Readers, I have a serious question for you: should we challenge Annette Bosworth's U.S. Senate nominating petition?
Fake candidate Bosworth claims to have submitted 2,750 signatures to earn a spot on the Republican U.S. Senate primary ballot. Her name does not appear on the list of approved GOP U.S. Senate candidates Secretary of State Jason Gant posted this afternoon; the names of Stace Nelson, Larry Rhoden, Jason Ravnsborg, and Mike Rounds do. We may assume that Secretary Gant's team will get to Bosworth's signatures at breakfast tomorrow.
2,750 is 40.7% more signatures than the 1,955 required to make the Republican ballot. Under normal conditions, that's a really safe cushion.
Team Bosworth does not operate under normal conditions. Bosworth and her husband Chad Haber are not known for effective organization and management skills. Bosworth does not know the issues; she may not know campaign law.
Nor are Bosworth and Haber are also known for integrity. They've manufactured stories. They launched their campaign with fake and clumsy web publicity. They've cooked up fake names, stolen a man's image, and plagiarized my blog material to promote the Bosworth brand. Would they have the moral restraint not to cook up fake petition signatures?
On the other hand, Base Connect and other campaign fundraisers are making money off Bosworth.

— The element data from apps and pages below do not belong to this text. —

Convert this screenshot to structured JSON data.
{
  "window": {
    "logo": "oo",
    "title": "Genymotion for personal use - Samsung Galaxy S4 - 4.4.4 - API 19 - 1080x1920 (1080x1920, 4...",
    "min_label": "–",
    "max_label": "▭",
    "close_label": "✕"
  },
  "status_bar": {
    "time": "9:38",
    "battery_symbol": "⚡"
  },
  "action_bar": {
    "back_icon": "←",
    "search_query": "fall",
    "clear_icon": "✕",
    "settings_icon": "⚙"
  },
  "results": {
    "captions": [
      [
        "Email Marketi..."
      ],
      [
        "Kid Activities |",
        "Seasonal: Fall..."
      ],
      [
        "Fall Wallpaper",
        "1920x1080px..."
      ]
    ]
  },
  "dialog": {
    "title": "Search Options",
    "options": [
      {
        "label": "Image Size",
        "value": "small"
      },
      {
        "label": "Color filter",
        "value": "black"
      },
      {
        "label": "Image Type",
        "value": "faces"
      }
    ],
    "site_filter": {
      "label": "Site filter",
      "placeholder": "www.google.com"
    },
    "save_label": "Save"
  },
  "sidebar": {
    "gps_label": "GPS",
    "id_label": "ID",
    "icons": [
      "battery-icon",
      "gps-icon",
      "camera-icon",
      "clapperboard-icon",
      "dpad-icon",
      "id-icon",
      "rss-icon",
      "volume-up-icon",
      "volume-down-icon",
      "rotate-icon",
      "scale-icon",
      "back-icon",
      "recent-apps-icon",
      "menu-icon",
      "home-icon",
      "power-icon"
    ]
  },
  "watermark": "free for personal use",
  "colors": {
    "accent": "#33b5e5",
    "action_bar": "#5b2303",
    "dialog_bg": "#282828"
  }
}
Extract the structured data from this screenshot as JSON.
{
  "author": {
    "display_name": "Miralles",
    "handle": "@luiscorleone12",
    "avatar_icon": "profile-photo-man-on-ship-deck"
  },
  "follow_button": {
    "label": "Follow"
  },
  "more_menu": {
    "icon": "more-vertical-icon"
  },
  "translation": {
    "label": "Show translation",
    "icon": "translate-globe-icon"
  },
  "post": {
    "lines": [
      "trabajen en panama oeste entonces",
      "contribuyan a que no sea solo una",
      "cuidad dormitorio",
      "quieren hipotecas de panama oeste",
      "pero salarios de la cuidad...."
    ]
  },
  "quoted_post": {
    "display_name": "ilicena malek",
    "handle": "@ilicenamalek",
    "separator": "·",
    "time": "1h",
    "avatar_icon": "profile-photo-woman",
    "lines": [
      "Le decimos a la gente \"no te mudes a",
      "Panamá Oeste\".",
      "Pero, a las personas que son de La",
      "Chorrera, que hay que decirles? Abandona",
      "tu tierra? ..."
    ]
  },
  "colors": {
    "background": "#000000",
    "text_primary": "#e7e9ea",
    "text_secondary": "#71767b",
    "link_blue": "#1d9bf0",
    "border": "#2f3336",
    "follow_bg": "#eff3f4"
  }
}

A reliable source tells me that those fundraisers, who may well be keeping all of the money they raise through direct mail and giving Bosworth inflated campaign finance figures of which she will never spend a penny on actual campaigning in South Dakota, paid to ensure the petition drive's success. Bosworth had no grassroots network of South Dakota volunteers, but she had paid operatives motivated by the prospect of riding Bosworth's gravy train to two months more of campaign profit.
Now consider the following facts about petition challenges that I laid out in the comment section Sunday:
- SDCL 12-1-13 specifies that "any interested party" may challenge a petition. Challengers have five business days from the date of filing to challenge. A challenge must include an itemized list of specific deficiencies identified in the petition.
- The Secretary of State charges $1 per copy/page, so 2,750 signatures (max 20 signatures per sheet, front and back, surely some sheets not full, so guesstimate 300–350 pages), obtaining every page to verify signatures and mark errors would cost $300–$350 pages.
- There are four levels of error-checking:
- A challenger can check for obvious errors: missing or misdated notary seals, improperly completed candidate declaration, and missing signatory information. That just takes a good eye and time.
- A challenger can engage Google and brains to look for invalid signers: dead people, fake names, duplicate names, etc.
- A challenger can spend money and match each name on the petition to the voter registration list. To obtain an electronic copy of that list, one must pay the Secretary of State $2,500 (paper costs $5,500).
- A challenger can cross-check signatures on Bosworth's petition with signatures on petitions already submitted for Nelson, Rhoden, Pressler, Rounds, and Ravnsborg. Bosworth filed last, so if any of Bosworth's signatories signed other petitions, their names don't count for Bosworth. That's about 19,000 unalphabetized signatures, available only in scanned, non-computer-searchable or sortable PDF format, spread across at least 1,900 pages, which would cost $1,900 and a lot of eye-strain.
Given that information, does anyone want to pass the hat to verify that Bosworth's petition has followed the laws of the state of South Dakota? Or can citizens interested in truth and justice get a better return from their time, effort, and money from other projects?